_DESCRIPTION OF THE TASK:_
Each entry has to be reproduced in full, exactly as given.

-=-=-

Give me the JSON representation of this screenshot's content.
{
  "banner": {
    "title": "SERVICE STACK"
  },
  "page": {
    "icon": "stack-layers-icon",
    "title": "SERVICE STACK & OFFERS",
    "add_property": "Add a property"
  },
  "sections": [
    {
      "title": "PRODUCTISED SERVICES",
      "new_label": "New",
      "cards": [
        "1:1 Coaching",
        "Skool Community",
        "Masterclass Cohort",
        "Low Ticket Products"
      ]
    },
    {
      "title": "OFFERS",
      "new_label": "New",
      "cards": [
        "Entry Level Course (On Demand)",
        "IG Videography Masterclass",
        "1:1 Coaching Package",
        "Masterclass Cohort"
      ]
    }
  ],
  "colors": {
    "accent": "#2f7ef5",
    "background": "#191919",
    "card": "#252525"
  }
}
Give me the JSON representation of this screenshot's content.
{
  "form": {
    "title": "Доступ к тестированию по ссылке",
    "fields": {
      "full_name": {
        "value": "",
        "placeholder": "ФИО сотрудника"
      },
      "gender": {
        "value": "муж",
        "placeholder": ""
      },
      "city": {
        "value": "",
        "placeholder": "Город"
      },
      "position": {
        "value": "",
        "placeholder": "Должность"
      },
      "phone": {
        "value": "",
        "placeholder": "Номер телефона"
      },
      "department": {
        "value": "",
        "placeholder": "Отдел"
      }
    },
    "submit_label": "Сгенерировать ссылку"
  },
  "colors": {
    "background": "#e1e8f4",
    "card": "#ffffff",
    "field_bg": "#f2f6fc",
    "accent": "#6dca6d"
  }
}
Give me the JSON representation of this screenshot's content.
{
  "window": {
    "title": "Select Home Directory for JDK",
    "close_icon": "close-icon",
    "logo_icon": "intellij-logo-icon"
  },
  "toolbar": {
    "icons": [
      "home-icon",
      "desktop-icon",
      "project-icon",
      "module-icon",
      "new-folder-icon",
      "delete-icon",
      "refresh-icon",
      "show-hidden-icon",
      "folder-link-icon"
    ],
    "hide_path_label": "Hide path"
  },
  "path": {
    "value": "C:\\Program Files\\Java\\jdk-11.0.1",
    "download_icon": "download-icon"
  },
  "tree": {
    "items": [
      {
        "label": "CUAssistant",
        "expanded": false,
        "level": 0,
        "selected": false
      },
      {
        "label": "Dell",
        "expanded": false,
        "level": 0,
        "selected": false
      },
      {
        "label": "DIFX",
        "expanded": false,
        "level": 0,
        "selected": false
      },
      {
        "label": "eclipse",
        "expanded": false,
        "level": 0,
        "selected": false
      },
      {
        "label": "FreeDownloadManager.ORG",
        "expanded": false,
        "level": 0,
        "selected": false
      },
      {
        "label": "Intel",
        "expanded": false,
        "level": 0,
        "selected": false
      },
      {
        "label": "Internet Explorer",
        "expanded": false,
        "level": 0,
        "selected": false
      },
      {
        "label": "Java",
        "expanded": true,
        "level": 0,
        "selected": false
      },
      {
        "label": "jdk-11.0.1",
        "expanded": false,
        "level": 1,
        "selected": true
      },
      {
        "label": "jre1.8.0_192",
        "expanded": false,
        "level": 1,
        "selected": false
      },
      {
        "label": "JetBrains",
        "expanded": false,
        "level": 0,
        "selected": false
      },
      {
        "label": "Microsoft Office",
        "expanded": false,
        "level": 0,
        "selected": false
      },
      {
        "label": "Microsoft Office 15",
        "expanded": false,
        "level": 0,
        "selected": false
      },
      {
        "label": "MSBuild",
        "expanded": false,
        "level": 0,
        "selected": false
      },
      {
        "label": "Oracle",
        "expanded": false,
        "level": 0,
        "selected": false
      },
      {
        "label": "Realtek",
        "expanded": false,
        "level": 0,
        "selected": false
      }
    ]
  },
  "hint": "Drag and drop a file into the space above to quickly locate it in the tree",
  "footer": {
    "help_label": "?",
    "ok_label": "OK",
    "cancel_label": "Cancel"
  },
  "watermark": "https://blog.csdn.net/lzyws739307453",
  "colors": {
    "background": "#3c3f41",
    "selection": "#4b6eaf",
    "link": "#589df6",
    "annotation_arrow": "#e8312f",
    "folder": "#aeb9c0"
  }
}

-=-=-

_TASK SOLUTION:_
Give me the JSON representation of this screenshot's content.
{
  "banner": {
    "title": "SERVICE STACK"
  },
  "page": {
    "icon": "stack-layers-icon",
    "title": "SERVICE STACK & OFFERS",
    "add_property": "Add a property"
  },
  "sections": [
    {
      "title": "PRODUCTISED SERVICES",
      "new_label": "New",
      "cards": [
        "1:1 Coaching",
        "Skool Community",
        "Masterclass Cohort",
        "Low Ticket Products"
      ]
    },
    {
      "title": "OFFERS",
      "new_label": "New",
      "cards": [
        "Entry Level Course (On Demand)",
        "IG Videography Masterclass",
        "1:1 Coaching Package",
        "Masterclass Cohort"
      ]
    }
  ],
  "colors": {
    "accent": "#2f7ef5",
    "background": "#191919",
    "card": "#252525"
  }
}
Give me the JSON representation of this screenshot's content.
{
  "form": {
    "title": "Доступ к тестированию по ссылке",
    "fields": {
      "full_name": {
        "value": "",
        "placeholder": "ФИО сотрудника"
      },
      "gender": {
        "value": "муж",
        "placeholder": ""
      },
      "city": {
        "value": "",
        "placeholder": "Город"
      },
      "position": {
        "value": "",
        "placeholder": "Должность"
      },
      "phone": {
        "value": "",
        "placeholder": "Номер телефона"
      },
      "department": {
        "value": "",
        "placeholder": "Отдел"
      }
    },
    "submit_label": "Сгенерировать ссылку"
  },
  "colors": {
    "background": "#e1e8f4",
    "card": "#ffffff",
    "field_bg": "#f2f6fc",
    "accent": "#6dca6d"
  }
}
Give me the JSON representation of this screenshot's content.
{
  "window": {
    "title": "Select Home Directory for JDK",
    "close_icon": "close-icon",
    "logo_icon": "intellij-logo-icon"
  },
  "toolbar": {
    "icons": [
      "home-icon",
      "desktop-icon",
      "project-icon",
      "module-icon",
      "new-folder-icon",
      "delete-icon",
      "refresh-icon",
      "show-hidden-icon",
      "folder-link-icon"
    ],
    "hide_path_label": "Hide path"
  },
  "path": {
    "value": "C:\\Program Files\\Java\\jdk-11.0.1",
    "download_icon": "download-icon"
  },
  "tree": {
    "items": [
      {
        "label": "CUAssistant",
        "expanded": false,
        "level": 0,
        "selected": false
      },
      {
        "label": "Dell",
        "expanded": false,
        "level": 0,
        "selected": false
      },
      {
        "label": "DIFX",
        "expanded": false,
        "level": 0,
        "selected": false
      },
      {
        "label": "eclipse",
        "expanded": false,
        "level": 0,
        "selected": false
      },
      {
        "label": "FreeDownloadManager.ORG",
        "expanded": false,
        "level": 0,
        "selected": false
      },
      {
        "label": "Intel",
        "expanded": false,
        "level": 0,
        "selected": false
      },
      {
        "label": "Internet Explorer",
        "expanded": false,
        "level": 0,
        "selected": false
      },
      {
        "label": "Java",
        "expanded": true,
        "level": 0,
        "selected": false
      },
      {
        "label": "jdk-11.0.1",
        "expanded": false,
        "level": 1,
        "selected": true
      },
      {
        "label": "jre1.8.0_192",
        "expanded": false,
        "level": 1,
        "selected": false
      },
      {
        "label": "JetBrains",
        "expanded": false,
        "level": 0,
        "selected": false
      },
      {
        "label": "Microsoft Office",
        "expanded": false,
        "level": 0,
        "selected": false
      },
      {
        "label": "Microsoft Office 15",
        "expanded": false,
        "level": 0,
        "selected": false
      },
      {
        "label": "MSBuild",
        "expanded": false,
        "level": 0,
        "selected": false
      },
      {
        "label": "Oracle",
        "expanded": false,
        "level": 0,
        "selected": false
      },
      {
        "label": "Realtek",
        "expanded": false,
        "level": 0,
        "selected": false
      }
    ]
  },
  "hint": "Drag and drop a file into the space above to quickly locate it in the tree",
  "footer": {
    "help_label": "?",
    "ok_label": "OK",
    "cancel_label": "Cancel"
  },
  "watermark": "https://blog.csdn.net/lzyws739307453",
  "colors": {
    "background": "#3c3f41",
    "selection": "#4b6eaf",
    "link": "#589df6",
    "annotation_arrow": "#e8312f",
    "folder": "#aeb9c0"
  }
}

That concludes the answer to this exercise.